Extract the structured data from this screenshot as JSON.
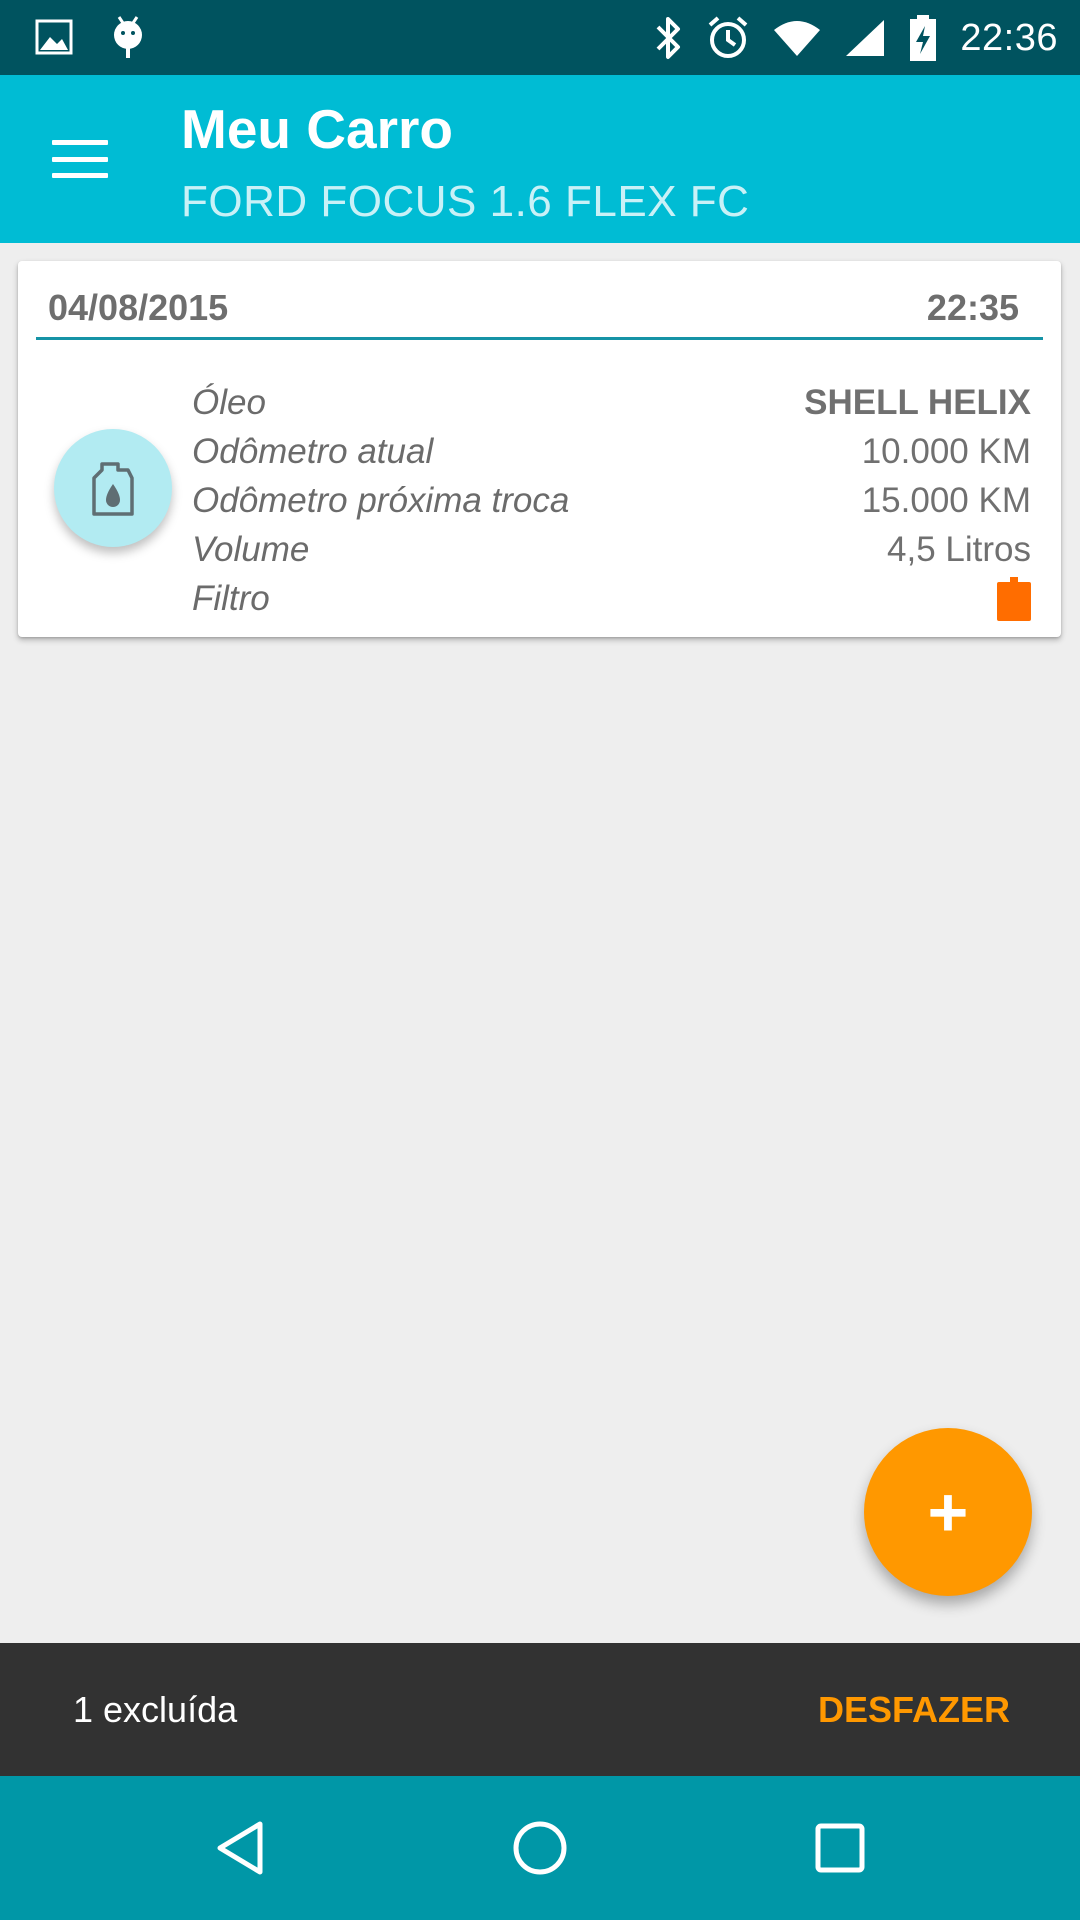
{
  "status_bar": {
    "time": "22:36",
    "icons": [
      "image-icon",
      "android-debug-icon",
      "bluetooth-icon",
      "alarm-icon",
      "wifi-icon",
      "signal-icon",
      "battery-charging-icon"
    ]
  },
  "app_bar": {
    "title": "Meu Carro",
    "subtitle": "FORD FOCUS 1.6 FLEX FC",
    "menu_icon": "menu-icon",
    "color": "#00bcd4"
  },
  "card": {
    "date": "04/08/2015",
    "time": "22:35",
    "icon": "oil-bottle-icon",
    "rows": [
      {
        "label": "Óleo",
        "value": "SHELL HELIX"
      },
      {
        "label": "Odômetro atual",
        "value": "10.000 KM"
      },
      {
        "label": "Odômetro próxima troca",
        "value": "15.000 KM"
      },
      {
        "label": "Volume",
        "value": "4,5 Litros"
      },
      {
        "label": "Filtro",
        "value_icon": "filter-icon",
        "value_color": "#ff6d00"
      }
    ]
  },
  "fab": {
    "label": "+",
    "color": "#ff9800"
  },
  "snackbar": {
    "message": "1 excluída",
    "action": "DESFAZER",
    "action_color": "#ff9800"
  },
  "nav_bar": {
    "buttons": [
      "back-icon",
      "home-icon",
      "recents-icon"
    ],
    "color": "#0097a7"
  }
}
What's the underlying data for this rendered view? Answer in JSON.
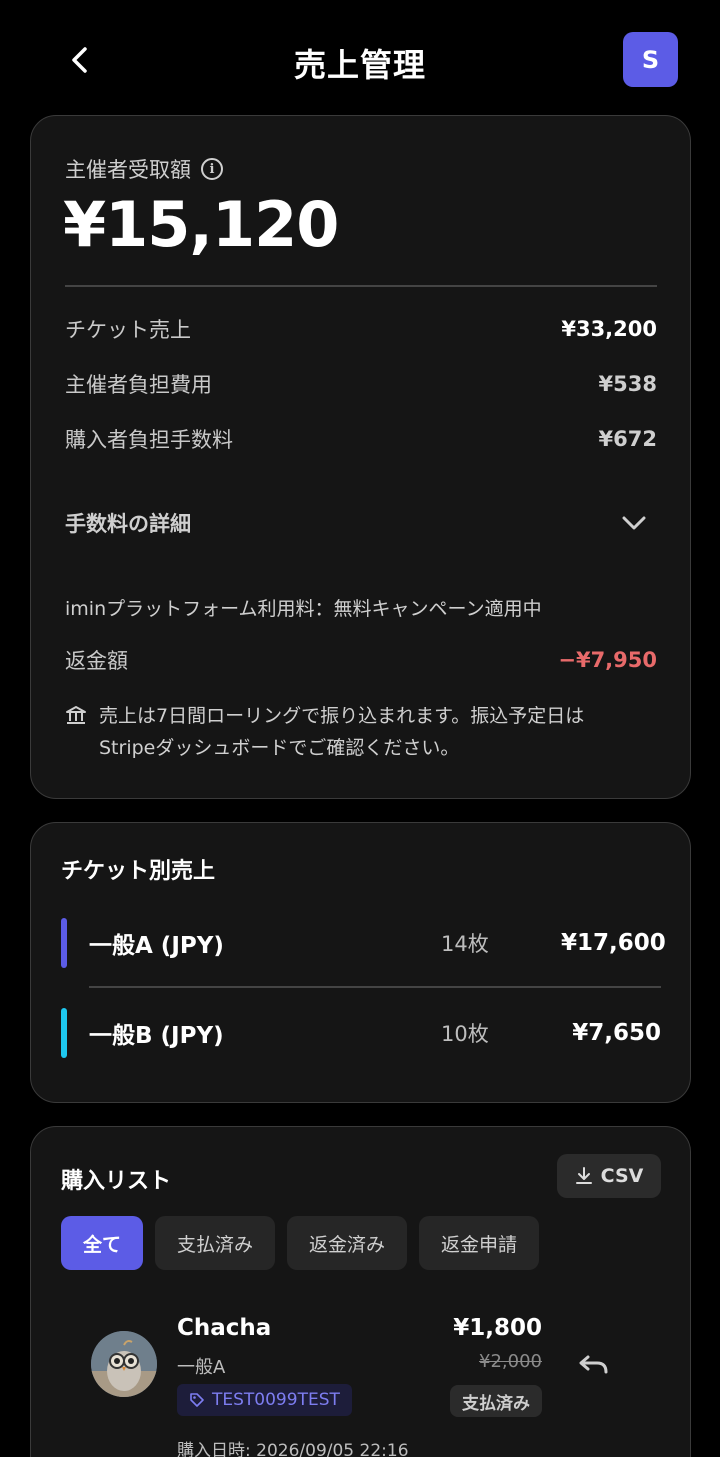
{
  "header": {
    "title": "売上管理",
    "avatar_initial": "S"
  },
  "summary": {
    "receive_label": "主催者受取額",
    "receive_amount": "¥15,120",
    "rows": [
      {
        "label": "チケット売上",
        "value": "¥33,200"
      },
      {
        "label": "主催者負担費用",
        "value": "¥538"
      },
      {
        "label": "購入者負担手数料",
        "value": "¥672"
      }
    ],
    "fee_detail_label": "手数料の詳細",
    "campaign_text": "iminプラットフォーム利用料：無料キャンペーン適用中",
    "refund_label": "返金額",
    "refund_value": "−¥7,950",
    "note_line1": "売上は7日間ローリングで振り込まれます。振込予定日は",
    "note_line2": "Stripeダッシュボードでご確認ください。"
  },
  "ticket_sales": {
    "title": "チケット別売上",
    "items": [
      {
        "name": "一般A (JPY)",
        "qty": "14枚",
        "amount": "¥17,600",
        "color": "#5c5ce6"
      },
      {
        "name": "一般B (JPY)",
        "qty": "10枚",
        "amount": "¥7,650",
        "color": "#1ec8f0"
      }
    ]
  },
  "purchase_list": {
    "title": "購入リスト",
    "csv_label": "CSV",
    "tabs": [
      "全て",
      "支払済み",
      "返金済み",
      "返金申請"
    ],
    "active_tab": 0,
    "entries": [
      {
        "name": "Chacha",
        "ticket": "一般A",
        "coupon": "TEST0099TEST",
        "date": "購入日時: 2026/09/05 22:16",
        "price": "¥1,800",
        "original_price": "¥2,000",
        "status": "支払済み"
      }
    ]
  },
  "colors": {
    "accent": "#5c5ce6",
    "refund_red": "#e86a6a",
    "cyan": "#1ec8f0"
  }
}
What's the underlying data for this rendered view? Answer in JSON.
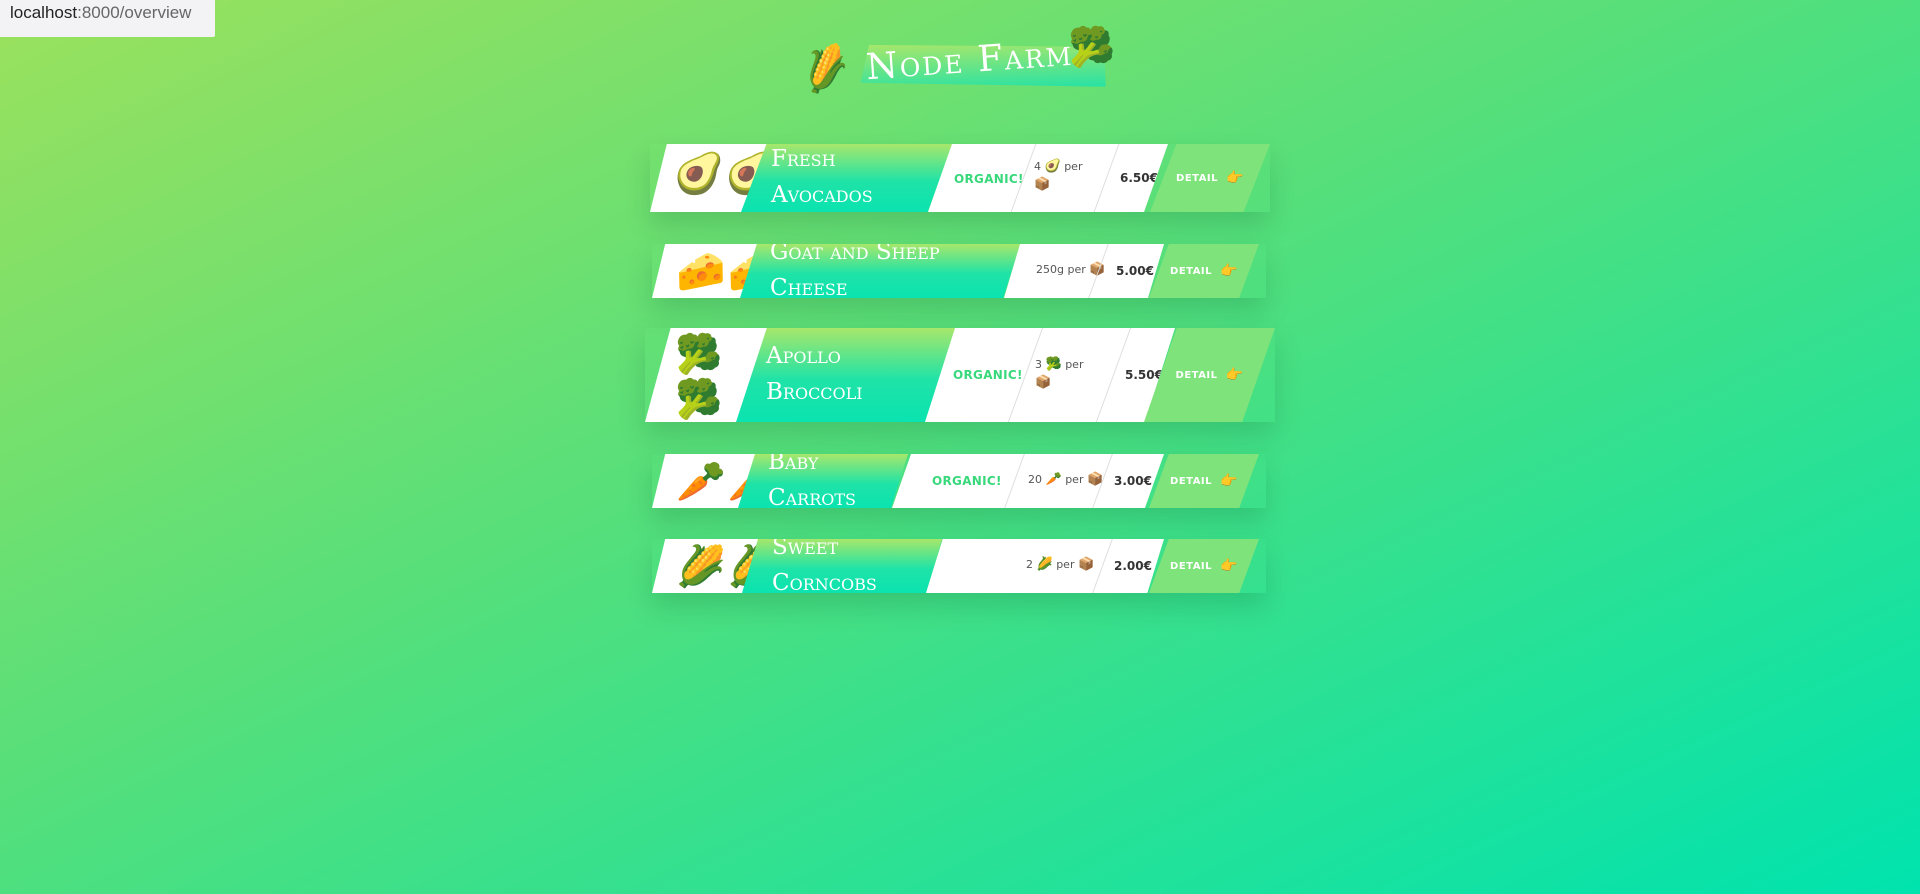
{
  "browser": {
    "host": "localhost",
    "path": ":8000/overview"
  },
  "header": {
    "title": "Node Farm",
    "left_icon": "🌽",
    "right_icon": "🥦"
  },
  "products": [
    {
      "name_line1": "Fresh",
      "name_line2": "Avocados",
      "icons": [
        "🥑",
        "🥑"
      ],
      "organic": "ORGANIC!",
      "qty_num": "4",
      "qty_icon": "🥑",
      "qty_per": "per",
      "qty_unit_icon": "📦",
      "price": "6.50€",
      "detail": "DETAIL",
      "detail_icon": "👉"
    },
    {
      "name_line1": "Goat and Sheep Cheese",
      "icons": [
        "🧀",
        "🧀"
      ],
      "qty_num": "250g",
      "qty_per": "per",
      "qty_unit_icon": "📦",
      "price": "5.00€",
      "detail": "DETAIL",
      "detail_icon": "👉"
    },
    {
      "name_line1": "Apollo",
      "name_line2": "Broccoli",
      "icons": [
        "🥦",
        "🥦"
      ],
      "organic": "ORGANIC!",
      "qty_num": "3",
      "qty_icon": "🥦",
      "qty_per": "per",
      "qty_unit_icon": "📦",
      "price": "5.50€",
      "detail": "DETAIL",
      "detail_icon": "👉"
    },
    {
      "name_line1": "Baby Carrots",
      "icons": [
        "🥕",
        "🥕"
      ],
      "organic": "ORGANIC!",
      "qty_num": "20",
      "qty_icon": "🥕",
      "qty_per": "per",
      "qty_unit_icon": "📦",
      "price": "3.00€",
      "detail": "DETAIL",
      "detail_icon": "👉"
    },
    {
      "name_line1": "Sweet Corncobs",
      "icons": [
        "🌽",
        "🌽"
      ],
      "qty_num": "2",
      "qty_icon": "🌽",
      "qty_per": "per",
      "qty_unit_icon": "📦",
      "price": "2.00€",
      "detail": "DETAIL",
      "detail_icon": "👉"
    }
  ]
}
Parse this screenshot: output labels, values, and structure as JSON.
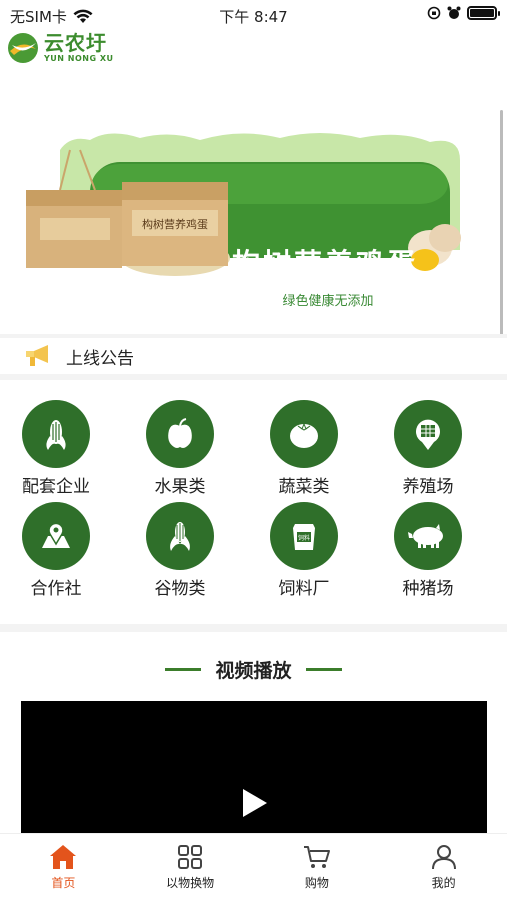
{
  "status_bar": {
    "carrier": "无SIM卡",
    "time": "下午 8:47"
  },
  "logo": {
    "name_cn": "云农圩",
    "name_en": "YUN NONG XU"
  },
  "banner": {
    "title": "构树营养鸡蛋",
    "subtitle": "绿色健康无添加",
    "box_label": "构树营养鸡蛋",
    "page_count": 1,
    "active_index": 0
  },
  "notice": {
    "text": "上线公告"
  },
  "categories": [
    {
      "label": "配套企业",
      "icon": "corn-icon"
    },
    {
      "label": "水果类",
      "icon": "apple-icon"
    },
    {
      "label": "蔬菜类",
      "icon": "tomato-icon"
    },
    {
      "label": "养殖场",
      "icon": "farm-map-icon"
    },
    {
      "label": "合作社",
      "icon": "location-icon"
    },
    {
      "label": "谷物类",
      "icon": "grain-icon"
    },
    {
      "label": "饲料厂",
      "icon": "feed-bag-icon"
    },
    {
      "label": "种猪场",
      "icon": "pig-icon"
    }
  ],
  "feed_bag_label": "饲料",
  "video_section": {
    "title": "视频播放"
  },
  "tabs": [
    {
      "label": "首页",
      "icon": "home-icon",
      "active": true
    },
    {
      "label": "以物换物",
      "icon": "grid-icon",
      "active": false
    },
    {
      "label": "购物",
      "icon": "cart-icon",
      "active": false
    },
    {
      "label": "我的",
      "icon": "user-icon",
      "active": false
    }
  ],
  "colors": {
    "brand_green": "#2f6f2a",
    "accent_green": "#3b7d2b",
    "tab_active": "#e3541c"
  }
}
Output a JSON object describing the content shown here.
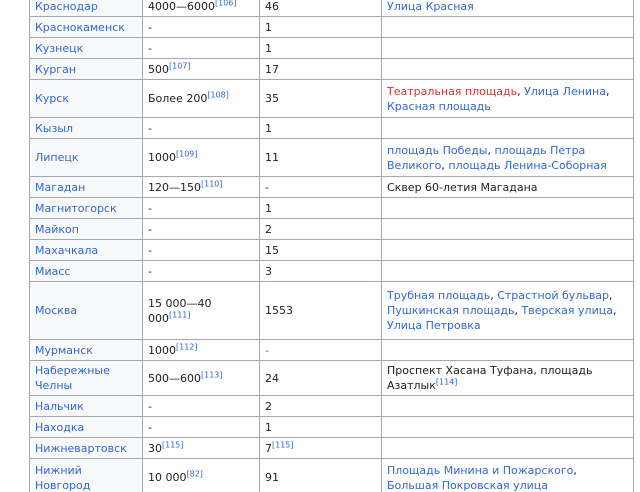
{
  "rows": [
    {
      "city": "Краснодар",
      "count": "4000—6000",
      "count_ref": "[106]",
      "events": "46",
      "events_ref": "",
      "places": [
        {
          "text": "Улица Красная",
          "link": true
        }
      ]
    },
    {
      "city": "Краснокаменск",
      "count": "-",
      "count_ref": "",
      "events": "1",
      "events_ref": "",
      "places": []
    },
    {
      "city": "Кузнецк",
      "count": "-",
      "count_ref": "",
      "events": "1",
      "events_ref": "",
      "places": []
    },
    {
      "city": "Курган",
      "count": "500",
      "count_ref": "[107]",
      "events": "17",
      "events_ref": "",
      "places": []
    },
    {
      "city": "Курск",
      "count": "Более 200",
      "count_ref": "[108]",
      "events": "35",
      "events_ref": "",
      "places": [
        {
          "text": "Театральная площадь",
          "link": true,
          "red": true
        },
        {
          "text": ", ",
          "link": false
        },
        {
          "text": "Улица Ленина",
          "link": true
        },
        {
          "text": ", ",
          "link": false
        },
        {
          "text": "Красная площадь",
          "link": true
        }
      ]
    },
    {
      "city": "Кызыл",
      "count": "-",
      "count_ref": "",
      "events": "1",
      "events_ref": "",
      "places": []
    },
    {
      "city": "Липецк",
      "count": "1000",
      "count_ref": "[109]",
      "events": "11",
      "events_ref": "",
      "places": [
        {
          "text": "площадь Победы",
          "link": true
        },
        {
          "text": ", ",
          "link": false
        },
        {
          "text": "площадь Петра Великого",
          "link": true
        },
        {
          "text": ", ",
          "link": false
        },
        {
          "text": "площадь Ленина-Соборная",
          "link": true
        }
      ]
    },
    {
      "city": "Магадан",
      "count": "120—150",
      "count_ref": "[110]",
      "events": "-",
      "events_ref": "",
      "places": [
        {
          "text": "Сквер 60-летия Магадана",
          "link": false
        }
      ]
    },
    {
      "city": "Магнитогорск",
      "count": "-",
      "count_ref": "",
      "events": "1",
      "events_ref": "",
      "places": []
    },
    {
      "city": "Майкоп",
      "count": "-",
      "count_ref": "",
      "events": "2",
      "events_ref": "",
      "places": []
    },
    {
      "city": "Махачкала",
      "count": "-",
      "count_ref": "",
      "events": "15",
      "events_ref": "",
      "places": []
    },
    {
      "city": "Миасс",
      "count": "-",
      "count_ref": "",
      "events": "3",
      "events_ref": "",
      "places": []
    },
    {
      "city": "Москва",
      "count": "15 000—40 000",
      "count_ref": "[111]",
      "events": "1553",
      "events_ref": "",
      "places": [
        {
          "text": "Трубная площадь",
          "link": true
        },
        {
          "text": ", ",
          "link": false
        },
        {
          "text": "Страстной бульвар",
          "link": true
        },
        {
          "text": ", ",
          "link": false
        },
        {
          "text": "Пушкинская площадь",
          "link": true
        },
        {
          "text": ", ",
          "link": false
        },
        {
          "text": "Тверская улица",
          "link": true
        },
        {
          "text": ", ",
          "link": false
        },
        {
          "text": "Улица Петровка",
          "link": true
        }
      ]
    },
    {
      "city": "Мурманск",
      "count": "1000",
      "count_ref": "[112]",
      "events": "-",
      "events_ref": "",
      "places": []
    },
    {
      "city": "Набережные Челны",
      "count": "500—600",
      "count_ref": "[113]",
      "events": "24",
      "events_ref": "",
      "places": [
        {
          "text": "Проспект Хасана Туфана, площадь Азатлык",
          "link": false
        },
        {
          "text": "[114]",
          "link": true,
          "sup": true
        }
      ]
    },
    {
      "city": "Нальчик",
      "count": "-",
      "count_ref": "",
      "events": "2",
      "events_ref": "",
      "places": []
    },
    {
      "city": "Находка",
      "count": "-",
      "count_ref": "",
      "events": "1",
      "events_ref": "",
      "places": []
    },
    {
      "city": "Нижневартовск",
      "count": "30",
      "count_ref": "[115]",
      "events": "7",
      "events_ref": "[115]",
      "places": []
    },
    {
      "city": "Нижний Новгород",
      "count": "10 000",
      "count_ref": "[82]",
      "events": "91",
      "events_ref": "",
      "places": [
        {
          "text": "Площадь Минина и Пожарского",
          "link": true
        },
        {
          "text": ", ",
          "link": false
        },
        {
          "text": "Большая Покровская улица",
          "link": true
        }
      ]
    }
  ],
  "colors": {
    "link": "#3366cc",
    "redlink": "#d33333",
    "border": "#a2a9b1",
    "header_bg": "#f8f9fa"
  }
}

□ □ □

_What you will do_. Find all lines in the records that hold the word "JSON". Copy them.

_Response to this exercise_.
Extract the structured data from this screenshot as JSON.
What's the underlying data for this rendered view? Answer in JSON.
What's the underlying data for this rendered view? Answer in JSON.
Parse this screenshot: output labels, values, and structure as JSON.
Output a JSON object describing the content shown here.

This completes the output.